(Entries from a dataset of interfaces)
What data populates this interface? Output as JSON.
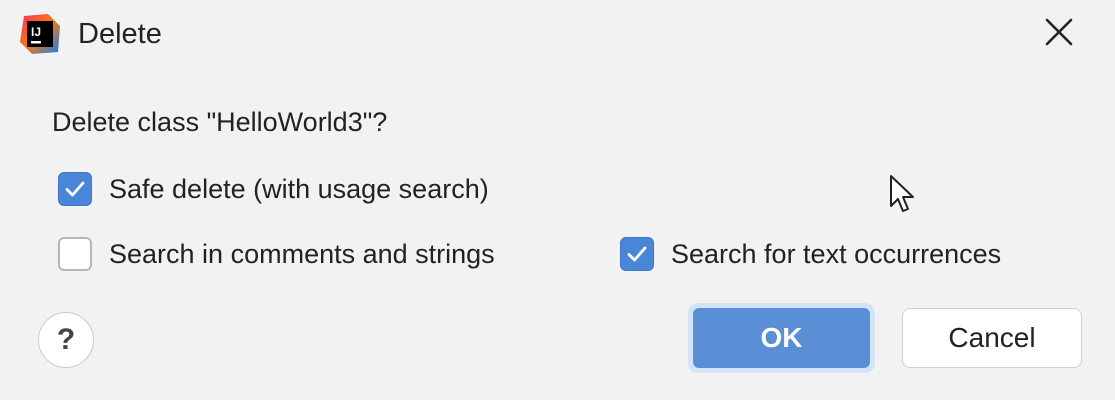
{
  "window": {
    "title": "Delete",
    "app_icon": "intellij-idea-icon",
    "close_icon": "close-icon"
  },
  "question": "Delete class \"HelloWorld3\"?",
  "options": {
    "safe_delete": {
      "label": "Safe delete (with usage search)",
      "checked": true
    },
    "search_comments": {
      "label": "Search in comments and strings",
      "checked": false
    },
    "search_text": {
      "label": "Search for text occurrences",
      "checked": true
    }
  },
  "buttons": {
    "help": "?",
    "ok": "OK",
    "cancel": "Cancel"
  },
  "colors": {
    "background": "#f2f2f2",
    "accent": "#4a86d8",
    "ok_button": "#5a8fd6"
  }
}
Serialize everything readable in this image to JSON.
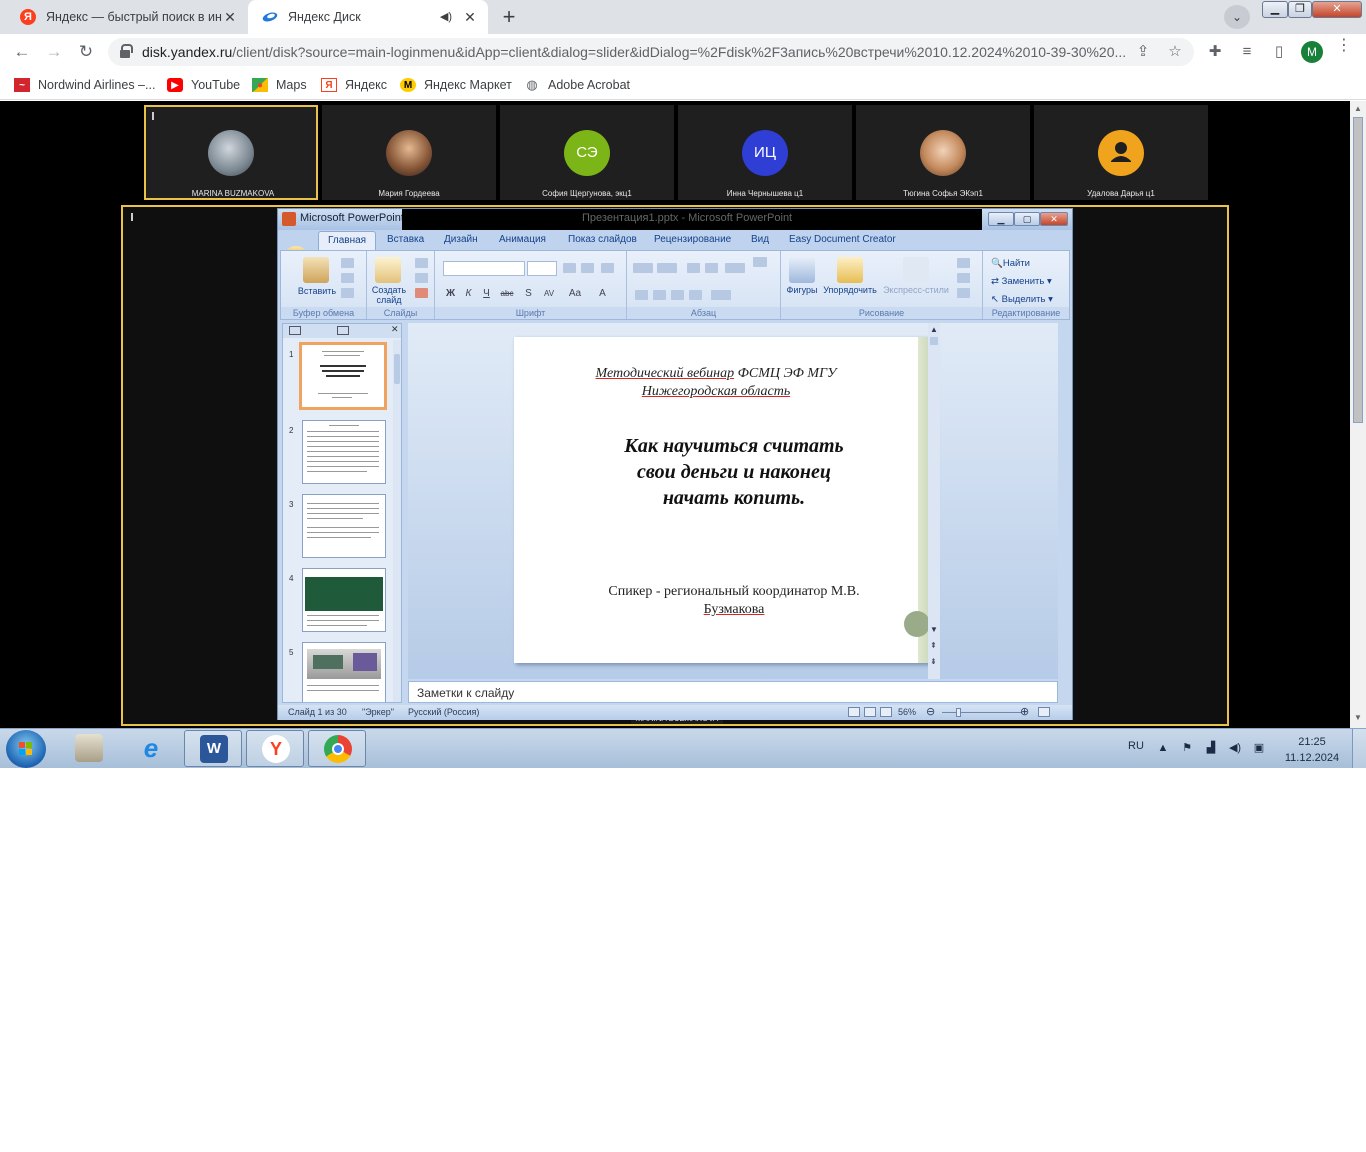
{
  "browser": {
    "tabs": [
      {
        "title": "Яндекс — быстрый поиск в инт",
        "favicon": "yandex-icon"
      },
      {
        "title": "Яндекс Диск",
        "favicon": "yandex-disk-icon"
      }
    ],
    "url_host": "disk.yandex.ru",
    "url_path": "/client/disk?source=main-loginmenu&idApp=client&dialog=slider&idDialog=%2Fdisk%2F3апись%20встречи%2010.12.2024%2010-39-30%20...",
    "profile_initial": "M",
    "bookmarks": [
      {
        "label": "Nordwind Airlines –...",
        "icon": "nordwind-icon"
      },
      {
        "label": "YouTube",
        "icon": "youtube-icon"
      },
      {
        "label": "Maps",
        "icon": "maps-icon"
      },
      {
        "label": "Яндекс",
        "icon": "yandex-icon"
      },
      {
        "label": "Яндекс Маркет",
        "icon": "yandex-market-icon"
      },
      {
        "label": "Adobe Acrobat",
        "icon": "globe-icon"
      }
    ]
  },
  "meeting": {
    "participants": [
      {
        "name": "MARINA BUZMAKOVA",
        "avatar": "photo",
        "active": true
      },
      {
        "name": "Мария Гордеева",
        "avatar": "photo"
      },
      {
        "name": "София Щергунова, экц1",
        "avatar": "СЭ",
        "color": "#7cb518"
      },
      {
        "name": "Инна Чернышева ц1",
        "avatar": "ИЦ",
        "color": "#2f3fd6"
      },
      {
        "name": "Тюгина Софья ЭКэп1",
        "avatar": "photo"
      },
      {
        "name": "Удалова Дарья ц1",
        "avatar": "person-icon",
        "color": "#f0a41e"
      }
    ],
    "speaker_label": "MARINA BUZMAKOVA"
  },
  "powerpoint": {
    "window_title": "Microsoft PowerPoint -",
    "hidden_title": "Презентация1.pptx - Microsoft PowerPoint",
    "ribbon_tabs": [
      "Главная",
      "Вставка",
      "Дизайн",
      "Анимация",
      "Показ слайдов",
      "Рецензирование",
      "Вид",
      "Easy Document Creator"
    ],
    "groups": {
      "clipboard": "Буфер обмена",
      "slides": "Слайды",
      "font": "Шрифт",
      "paragraph": "Абзац",
      "drawing": "Рисование",
      "editing": "Редактирование"
    },
    "buttons": {
      "paste": "Вставить",
      "new_slide_1": "Создать",
      "new_slide_2": "слайд",
      "shapes": "Фигуры",
      "arrange": "Упорядочить",
      "quick_styles": "Экспресс-стили",
      "find": "Найти",
      "replace": "Заменить",
      "select": "Выделить"
    },
    "format_glyphs": [
      "Ж",
      "К",
      "Ч",
      "abc",
      "S",
      "AV",
      "Aa",
      "A"
    ],
    "slide_numbers": [
      "1",
      "2",
      "3",
      "4",
      "5"
    ],
    "slide": {
      "header_line1_a": "Методический вебинар",
      "header_line1_b": " ФСМЦ ЭФ МГУ",
      "header_line2": "Нижегородская область",
      "title_line1": "Как научиться считать",
      "title_line2": "свои деньги и наконец",
      "title_line3": "начать копить.",
      "speaker_line1": "Спикер - региональный координатор М.В.",
      "speaker_line2": "Бузмакова"
    },
    "notes_placeholder": "Заметки к слайду",
    "status": {
      "slide_counter": "Слайд 1 из 30",
      "theme": "\"Эркер\"",
      "language": "Русский (Россия)",
      "zoom": "56%"
    }
  },
  "taskbar": {
    "language": "RU",
    "time": "21:25",
    "date": "11.12.2024"
  }
}
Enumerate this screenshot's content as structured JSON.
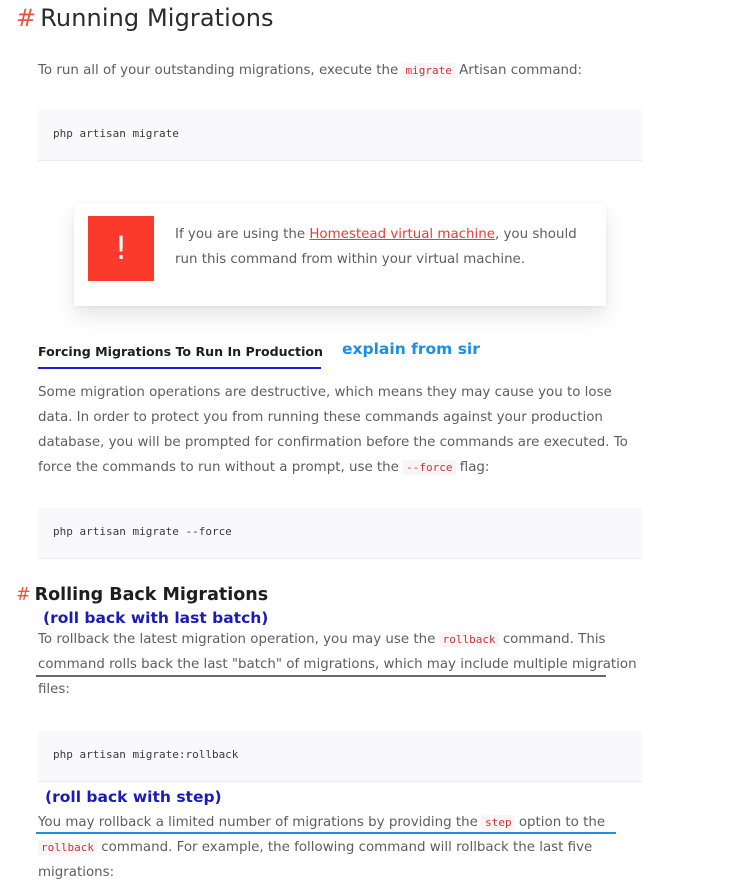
{
  "section1": {
    "hash": "#",
    "title": "Running Migrations",
    "intro_before": "To run all of your outstanding migrations, execute the ",
    "intro_code": "migrate",
    "intro_after": " Artisan command:",
    "code": "php artisan migrate"
  },
  "callout": {
    "icon": "!",
    "text_before": "If you are using the ",
    "link": "Homestead virtual machine",
    "text_after": ", you should run this command from within your virtual machine."
  },
  "forcing": {
    "heading": "Forcing Migrations To Run In Production",
    "annotation": "explain from sir",
    "para_before": "Some migration operations are destructive, which means they may cause you to lose data. In order to protect you from running these commands against your production database, you will be prompted for confirmation before the commands are executed. To force the commands to run without a prompt, use the ",
    "para_code": "--force",
    "para_after": " flag:",
    "code": "php artisan migrate --force"
  },
  "rolling": {
    "hash": "#",
    "heading": "Rolling Back Migrations",
    "annotation1": "(roll back with last batch)",
    "para1_before": "To rollback the latest migration operation, you may use the ",
    "para1_code": "rollback",
    "para1_after": " command. This command rolls back the last \"batch\" of migrations, which may include multiple migration files:",
    "code": "php artisan migrate:rollback",
    "annotation2": "(roll back with step)",
    "para2_a": "You may rollback a limited number of migrations by providing the ",
    "para2_code1": "step",
    "para2_b": " option to the ",
    "para2_code2": "rollback",
    "para2_c": " command. For example, the following command will rollback the last five migrations:"
  },
  "colors": {
    "accent_red": "#e8553e",
    "annotation_blue": "#1a8fe6",
    "annotation_navy": "#1b1bb8"
  }
}
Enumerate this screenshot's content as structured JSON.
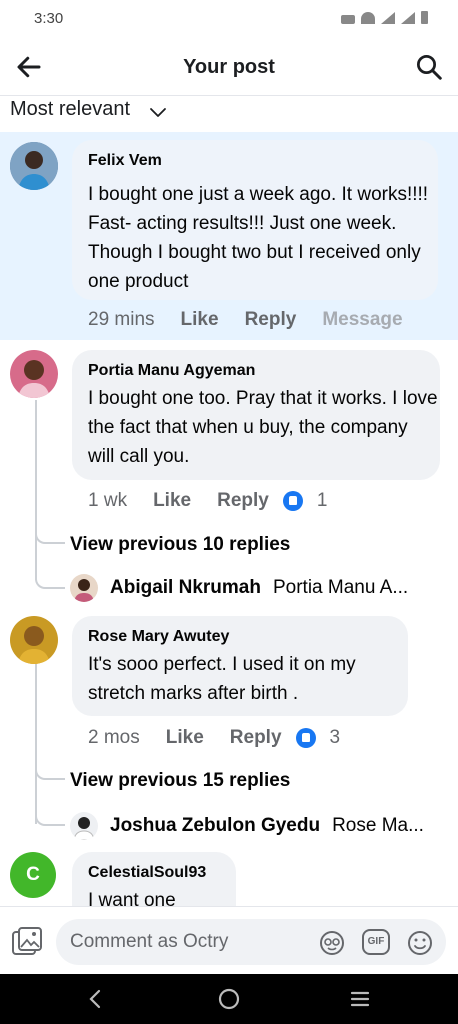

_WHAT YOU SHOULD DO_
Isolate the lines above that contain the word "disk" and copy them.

_TASK SOLUTION_
        "favicon": "yandex-disk-icon"
    "url_host": "disk.yandex.ru",
    "url_path": "/client/disk?source=main-loginmenu&idApp=client&dialog=slider&idDialog=%2Fdisk%2F3апись%20встречи%2010.12.2024%2010-39-30%20...",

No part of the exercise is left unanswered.